Jake Nyden has always loved science fiction and realized years ago that he wanted to design airplanes and spacecraft. Now, with the help of a National MS Society Scholarship, the 2012 high school graduate plans to attend Embry Riddle Aeronautical University in Florida, after taking a year off to join the Air Force.
As sure as Jake is about where he’s going, he’s just as rock-solid on what brought him to this point. His mom lives with multiple sclerosis, and he’s been her chief caregiver since he was 13.
“She has secondary-progressive MS with optic neuritis in her right eye, pain in her left leg and occasional numbness in her hands. She sometimes has trouble with her balance and she hasn’t had a full night’s sleep in five years,” Jake says, sounding as much like a clinician with a deep understanding of the disease as he does a devoted 18-year-old son.

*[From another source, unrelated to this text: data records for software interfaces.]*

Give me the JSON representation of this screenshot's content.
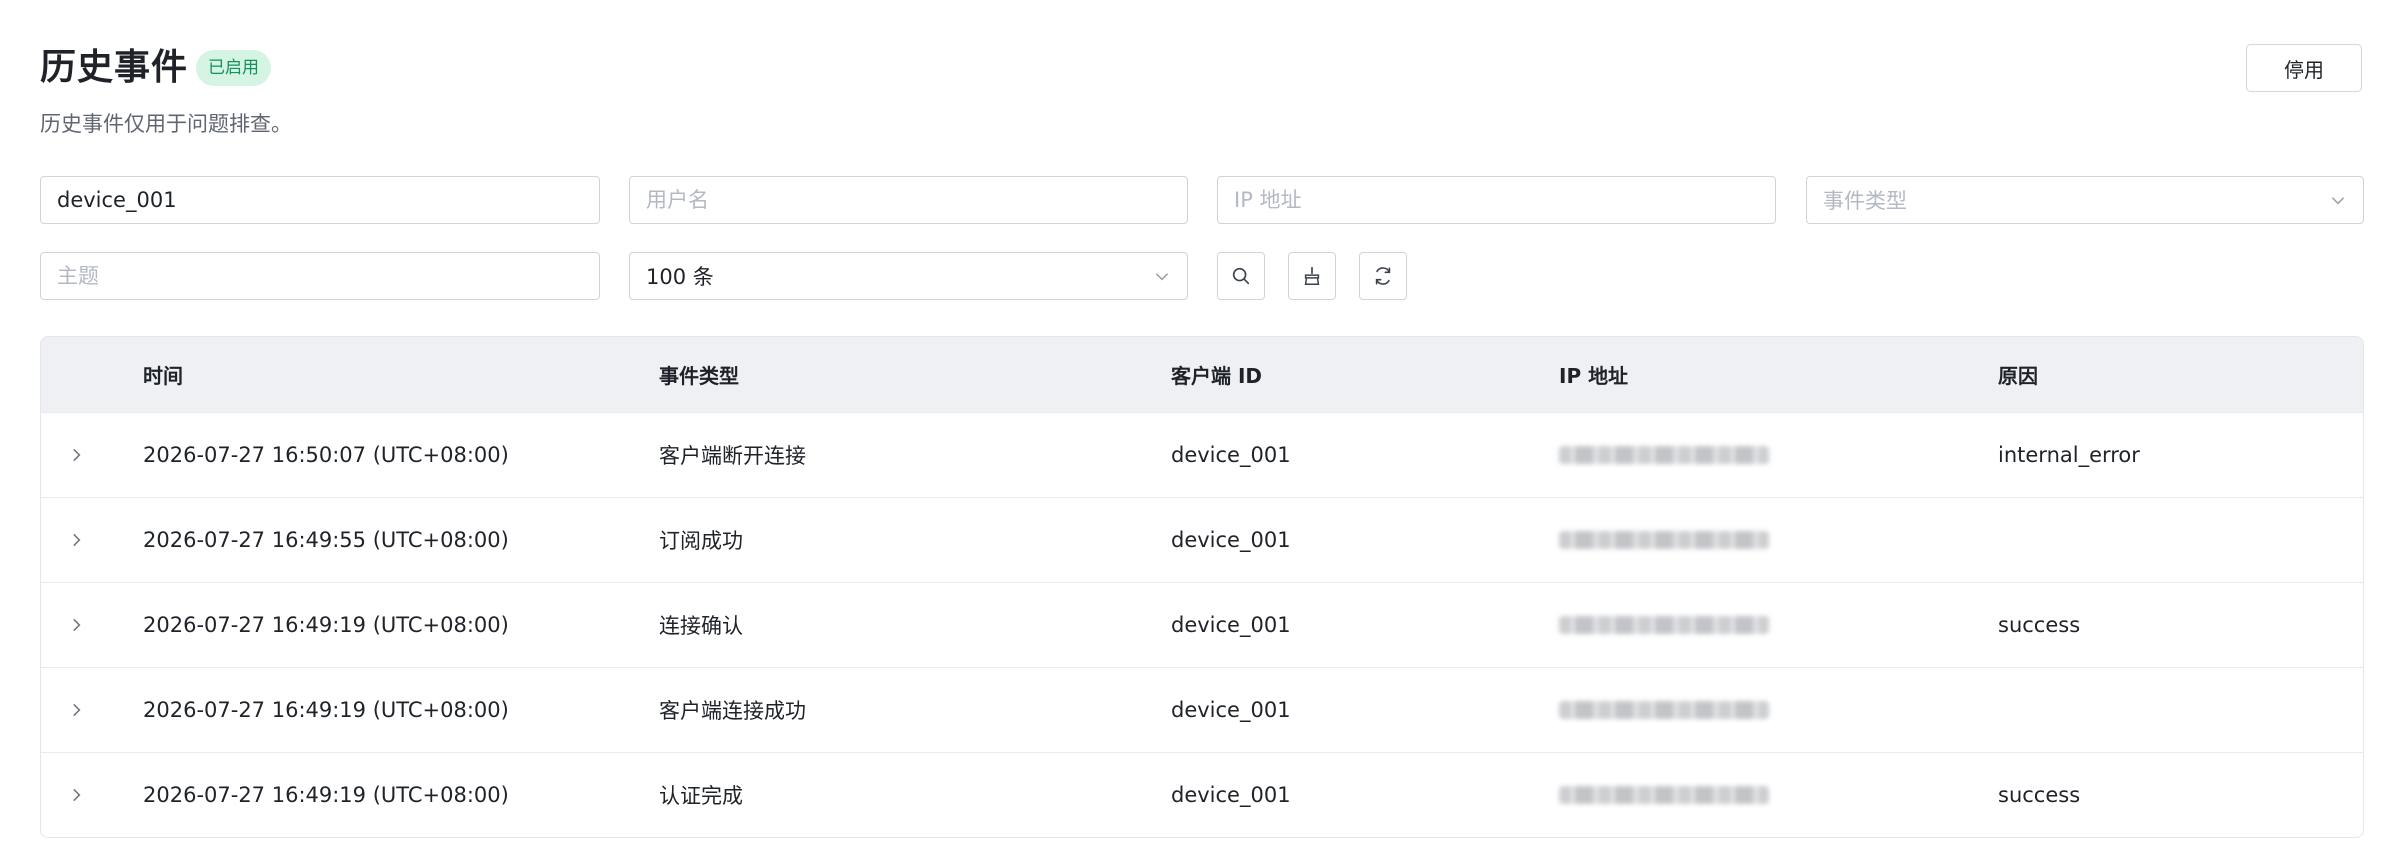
{
  "header": {
    "title": "历史事件",
    "status_badge": "已启用",
    "disable_button": "停用",
    "description": "历史事件仅用于问题排查。"
  },
  "filters": {
    "client_id": {
      "value": "device_001",
      "placeholder": ""
    },
    "username": {
      "value": "",
      "placeholder": "用户名"
    },
    "ip": {
      "value": "",
      "placeholder": "IP 地址"
    },
    "event_type": {
      "value": "",
      "placeholder": "事件类型"
    },
    "topic": {
      "value": "",
      "placeholder": "主题"
    },
    "limit": {
      "value": "100 条"
    }
  },
  "actions": {
    "search_icon": "search-icon",
    "clear_icon": "clear-icon",
    "refresh_icon": "refresh-icon"
  },
  "table": {
    "columns": [
      "时间",
      "事件类型",
      "客户端 ID",
      "IP 地址",
      "原因"
    ],
    "rows": [
      {
        "time": "2026-07-27 16:50:07 (UTC+08:00)",
        "event_type": "客户端断开连接",
        "client_id": "device_001",
        "reason": "internal_error"
      },
      {
        "time": "2026-07-27 16:49:55 (UTC+08:00)",
        "event_type": "订阅成功",
        "client_id": "device_001",
        "reason": ""
      },
      {
        "time": "2026-07-27 16:49:19 (UTC+08:00)",
        "event_type": "连接确认",
        "client_id": "device_001",
        "reason": "success"
      },
      {
        "time": "2026-07-27 16:49:19 (UTC+08:00)",
        "event_type": "客户端连接成功",
        "client_id": "device_001",
        "reason": ""
      },
      {
        "time": "2026-07-27 16:49:19 (UTC+08:00)",
        "event_type": "认证完成",
        "client_id": "device_001",
        "reason": "success"
      }
    ]
  },
  "colors": {
    "badge_bg": "#d5f4e3",
    "badge_text": "#15915a",
    "table_header_bg": "#eef0f4"
  }
}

In helping his mom with her daily living needs for several years, Jake picked up several life lessons a lot earlier than his peers. He’s had to take on the responsibilities of a money-managing, bill-paying adult, a caregiver and a full-time student all at once. Money’s always been tight and the scholarship will be a huge help.

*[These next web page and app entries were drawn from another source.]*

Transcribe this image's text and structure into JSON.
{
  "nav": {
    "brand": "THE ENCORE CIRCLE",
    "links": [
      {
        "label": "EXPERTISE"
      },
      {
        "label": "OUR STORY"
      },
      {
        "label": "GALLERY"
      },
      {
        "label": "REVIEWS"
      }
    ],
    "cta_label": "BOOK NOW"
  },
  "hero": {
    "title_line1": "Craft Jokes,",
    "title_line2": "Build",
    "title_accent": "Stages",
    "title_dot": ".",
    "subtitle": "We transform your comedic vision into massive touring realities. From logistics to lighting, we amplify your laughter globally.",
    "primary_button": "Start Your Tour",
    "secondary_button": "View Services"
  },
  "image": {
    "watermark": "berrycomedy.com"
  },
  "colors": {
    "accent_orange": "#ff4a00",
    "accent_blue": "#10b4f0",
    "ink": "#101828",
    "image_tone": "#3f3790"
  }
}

Jake and his mom are hopeful that an impending stem-cell treatment will improve her condition enough that she can safely get around the home and care for herself while he’s gone.

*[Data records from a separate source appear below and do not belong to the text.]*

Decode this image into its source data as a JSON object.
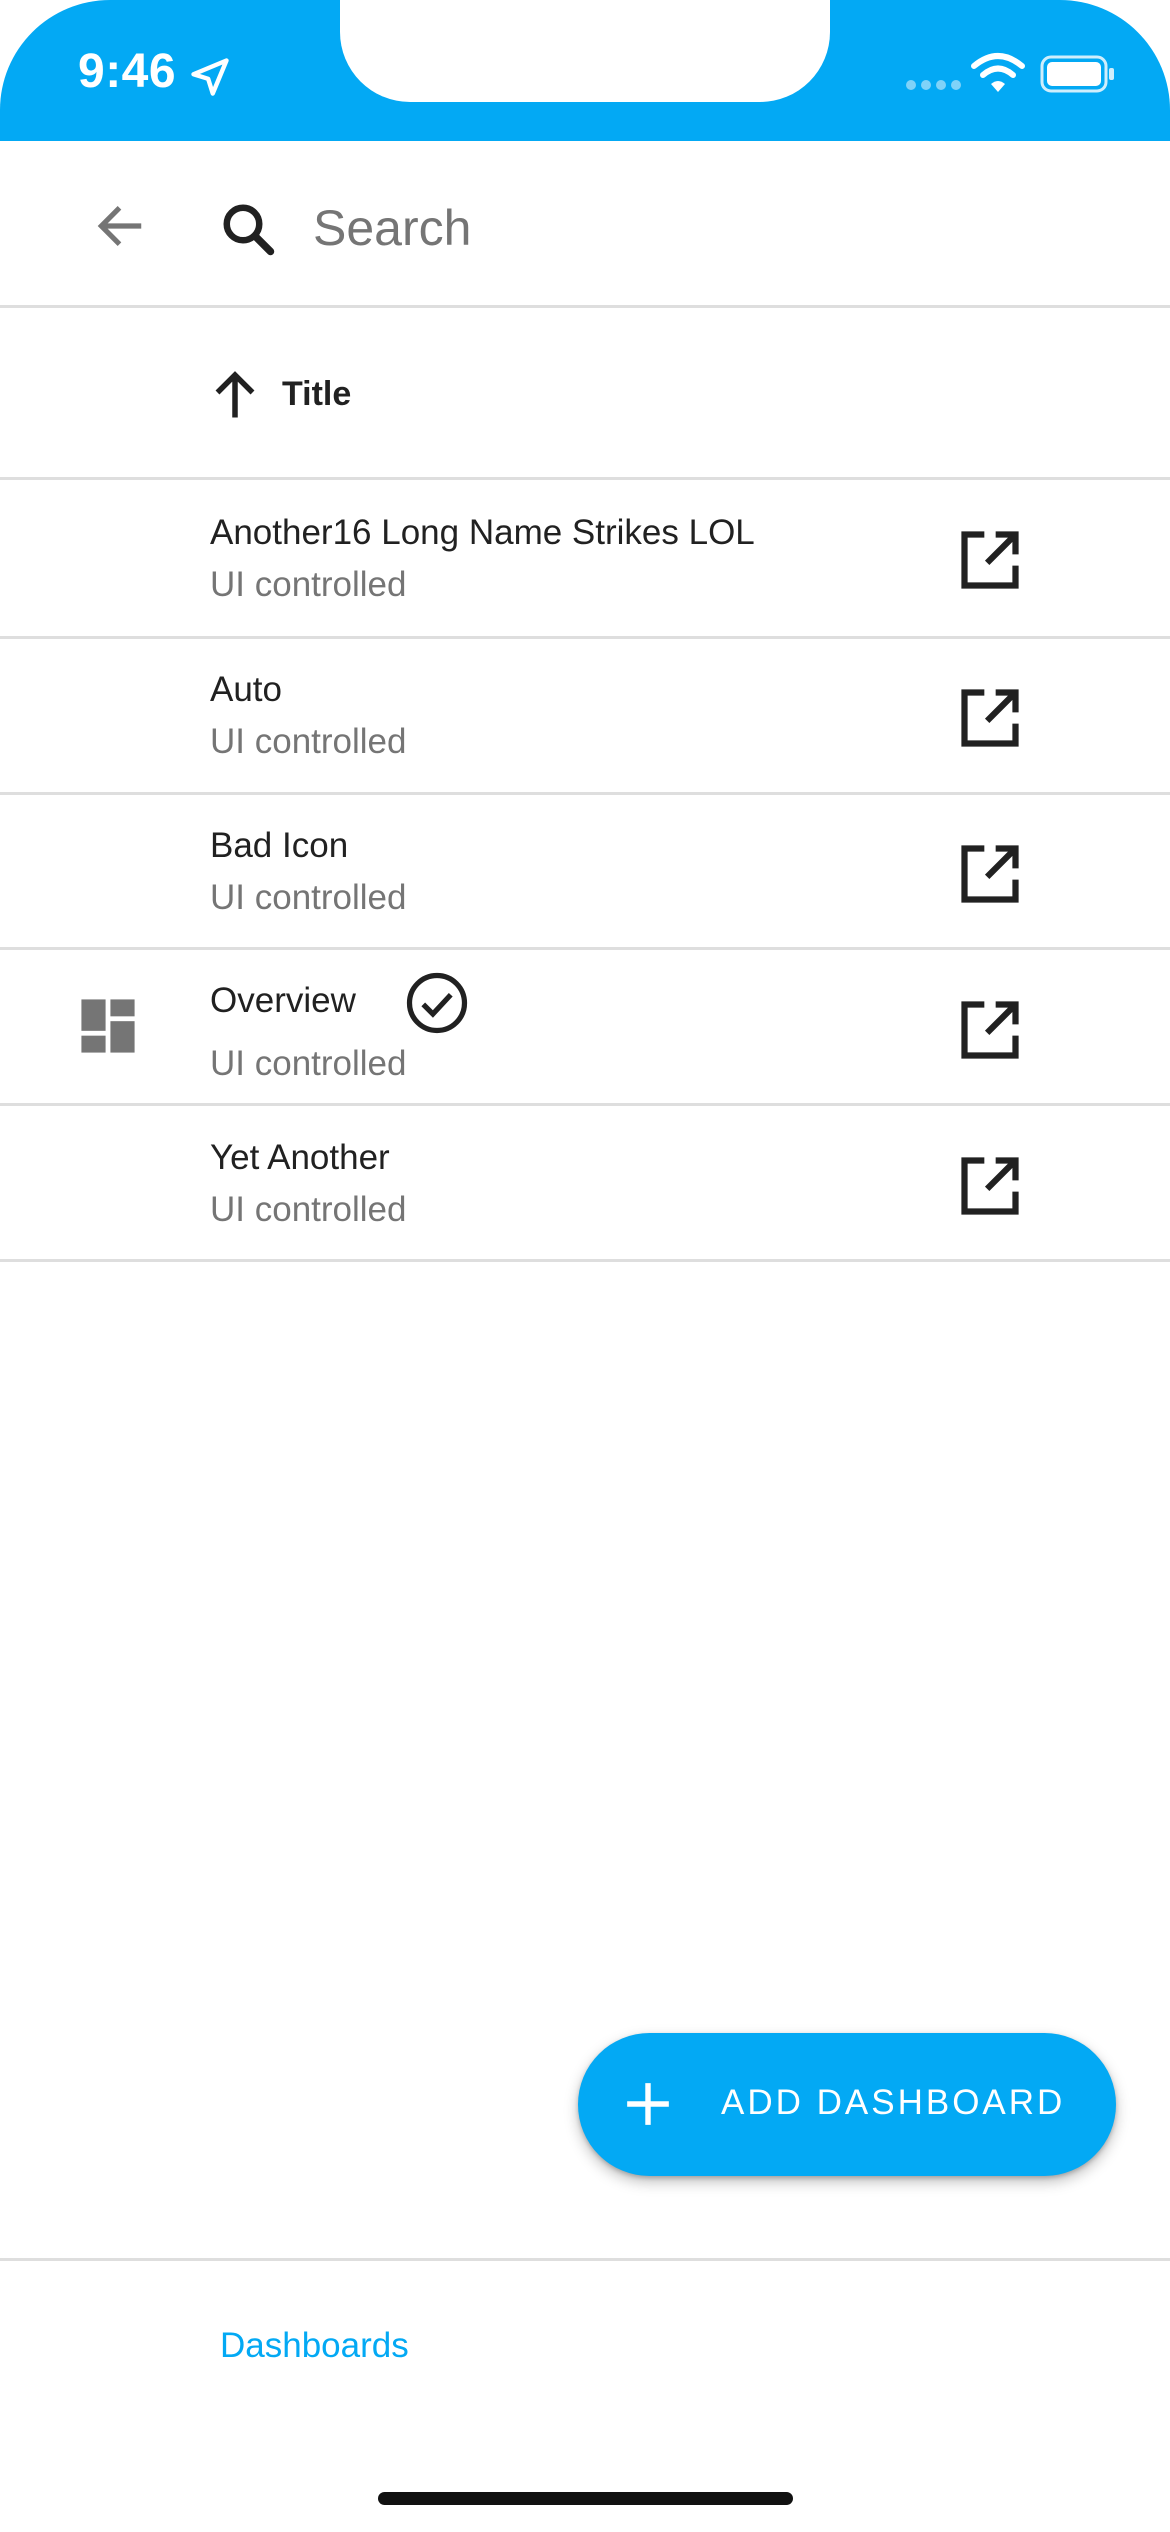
{
  "status_bar": {
    "time": "9:46"
  },
  "search": {
    "placeholder": "Search"
  },
  "sort": {
    "label": "Title"
  },
  "dashboards": [
    {
      "title": "Another16 Long Name Strikes LOL",
      "subtitle": "UI controlled"
    },
    {
      "title": "Auto",
      "subtitle": "UI controlled"
    },
    {
      "title": "Bad Icon",
      "subtitle": "UI controlled"
    },
    {
      "title": "Overview",
      "subtitle": "UI controlled"
    },
    {
      "title": "Yet Another",
      "subtitle": "UI controlled"
    }
  ],
  "fab": {
    "label": "ADD DASHBOARD"
  },
  "bottom_nav": {
    "tab": "Dashboards"
  },
  "colors": {
    "accent": "#03a9f4",
    "text": "#212121",
    "secondary": "#757575",
    "divider": "#dedede"
  }
}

As he looks back on and thinks about how MS has changed both his mother and himself, Jake says, “I’ve fought for her for so long. Even though I’ll be leaving for the Air Force and college, I’m still fighting for her to get a treatment that works.”
Find out more about Society Scholarships, including how to apply — or how to support the Scholarship program.